Tommaso, the dog so many people in Brooklyn Heights had come to know and love as “the dog who carries his steak home,” died on Easter Sunday. He was 17 years old. Tommaso lived on a diet of raw meat purchased at Key Food on Montague Street, which he initially ate in front of the grocery store. One day he began to cary his steak home on his own accord in order to devour it in the privacy of his Brooklyn Heights garden.
Tommaso was a Shepherd-Malamute mix with an Italian name because he was from Tuscany. He was found running loose and confused without a collar on a traffic-dense road near Massarosa, Italy. A longtime Brooklyn Heights resident who had been living in nearby Pietrasanta, I saw him and took him in. Worried that someone had lost him, I put signs up everywhere and placed “dog found” announcements on a local radio station. Nobody called to claim Tommaso, and so he had a home with me.
Tomasso was an extraordinary dog in many respects.

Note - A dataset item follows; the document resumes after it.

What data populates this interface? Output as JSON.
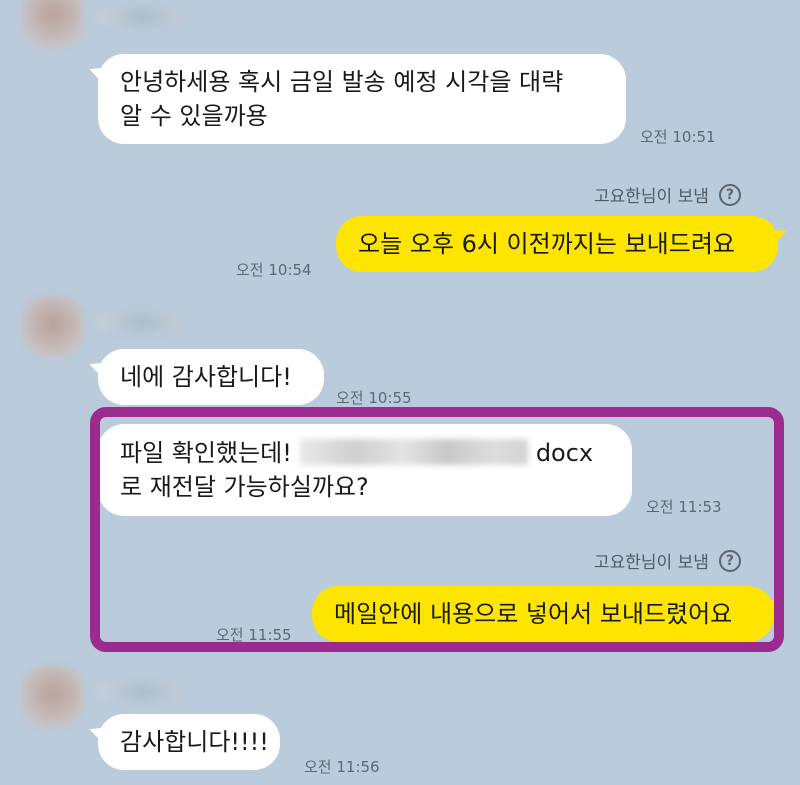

On one of his first walks with me in his new Italian neighborhood, Tommaso found a kitten under a dumpster and brought her home in his mouth. He cleaned her incessantly — she was clearly happy, purring loudly and then falling into a deep slumber. She was tiny and still looking for mother’s milk, and so kneaded on Tommaso’s belly —which he happily allowed her to do. Her name was Rosie and they became great friends.
In the years that followed we lived an international life. He had an Italian passport with his photo on it. His physical description read: “white with an orange head and flaming black cape.” The Italians can be quite romantic, even if it’s just for a passport.
I moved back to Brooklyn permanently about 6 years ago, and Tommaso lived with me and my husband in Dumbo, until he could no longer make it up the 6 flights of stairs in our no-elevator loft building. Luckily, my parents lived on Willow Place and were crazy about their canine grandson. The 2nd floor of their house was vacant at the time, and I asked if I could rent it and put my painting studio there. This way Tommaso could live on the ground floor with his grandparents. When I would return to her home in DUMBO in the evenings, Tommaso would be with my’ parents and in great company. He would continue his daily trips to Key Food for his steak.